====== RECORDS FOR THIS EXERCISE ======

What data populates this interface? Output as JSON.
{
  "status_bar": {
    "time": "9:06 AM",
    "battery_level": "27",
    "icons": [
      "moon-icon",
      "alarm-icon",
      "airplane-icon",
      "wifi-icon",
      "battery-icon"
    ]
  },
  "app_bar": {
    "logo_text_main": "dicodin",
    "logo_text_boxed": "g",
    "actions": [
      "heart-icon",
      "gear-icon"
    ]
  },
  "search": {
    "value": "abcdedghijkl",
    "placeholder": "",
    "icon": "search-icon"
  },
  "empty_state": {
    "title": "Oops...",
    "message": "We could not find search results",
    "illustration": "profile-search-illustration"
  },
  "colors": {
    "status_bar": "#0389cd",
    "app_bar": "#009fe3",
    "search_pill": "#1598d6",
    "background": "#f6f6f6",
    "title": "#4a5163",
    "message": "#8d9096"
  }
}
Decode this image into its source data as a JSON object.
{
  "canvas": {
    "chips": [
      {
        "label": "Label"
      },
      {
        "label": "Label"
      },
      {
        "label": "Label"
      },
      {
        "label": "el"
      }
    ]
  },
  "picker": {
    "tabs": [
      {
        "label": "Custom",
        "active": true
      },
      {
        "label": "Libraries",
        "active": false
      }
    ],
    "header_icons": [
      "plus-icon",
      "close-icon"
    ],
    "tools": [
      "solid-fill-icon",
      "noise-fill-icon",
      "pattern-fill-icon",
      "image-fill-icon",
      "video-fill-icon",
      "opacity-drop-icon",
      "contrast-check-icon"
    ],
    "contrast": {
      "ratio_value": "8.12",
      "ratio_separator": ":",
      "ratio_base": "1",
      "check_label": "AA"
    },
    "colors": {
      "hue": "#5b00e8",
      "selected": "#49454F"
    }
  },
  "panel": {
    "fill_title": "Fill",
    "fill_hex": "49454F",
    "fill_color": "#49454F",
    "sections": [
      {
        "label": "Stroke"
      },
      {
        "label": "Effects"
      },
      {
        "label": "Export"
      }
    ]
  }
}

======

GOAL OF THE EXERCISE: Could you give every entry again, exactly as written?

SOLUTION FOR THIS EXERCISE:
What data populates this interface? Output as JSON.
{
  "status_bar": {
    "time": "9:06 AM",
    "battery_level": "27",
    "icons": [
      "moon-icon",
      "alarm-icon",
      "airplane-icon",
      "wifi-icon",
      "battery-icon"
    ]
  },
  "app_bar": {
    "logo_text_main": "dicodin",
    "logo_text_boxed": "g",
    "actions": [
      "heart-icon",
      "gear-icon"
    ]
  },
  "search": {
    "value": "abcdedghijkl",
    "placeholder": "",
    "icon": "search-icon"
  },
  "empty_state": {
    "title": "Oops...",
    "message": "We could not find search results",
    "illustration": "profile-search-illustration"
  },
  "colors": {
    "status_bar": "#0389cd",
    "app_bar": "#009fe3",
    "search_pill": "#1598d6",
    "background": "#f6f6f6",
    "title": "#4a5163",
    "message": "#8d9096"
  }
}
Decode this image into its source data as a JSON object.
{
  "canvas": {
    "chips": [
      {
        "label": "Label"
      },
      {
        "label": "Label"
      },
      {
        "label": "Label"
      },
      {
        "label": "el"
      }
    ]
  },
  "picker": {
    "tabs": [
      {
        "label": "Custom",
        "active": true
      },
      {
        "label": "Libraries",
        "active": false
      }
    ],
    "header_icons": [
      "plus-icon",
      "close-icon"
    ],
    "tools": [
      "solid-fill-icon",
      "noise-fill-icon",
      "pattern-fill-icon",
      "image-fill-icon",
      "video-fill-icon",
      "opacity-drop-icon",
      "contrast-check-icon"
    ],
    "contrast": {
      "ratio_value": "8.12",
      "ratio_separator": ":",
      "ratio_base": "1",
      "check_label": "AA"
    },
    "colors": {
      "hue": "#5b00e8",
      "selected": "#49454F"
    }
  },
  "panel": {
    "fill_title": "Fill",
    "fill_hex": "49454F",
    "fill_color": "#49454F",
    "sections": [
      {
        "label": "Stroke"
      },
      {
        "label": "Effects"
      },
      {
        "label": "Export"
      }
    ]
  }
}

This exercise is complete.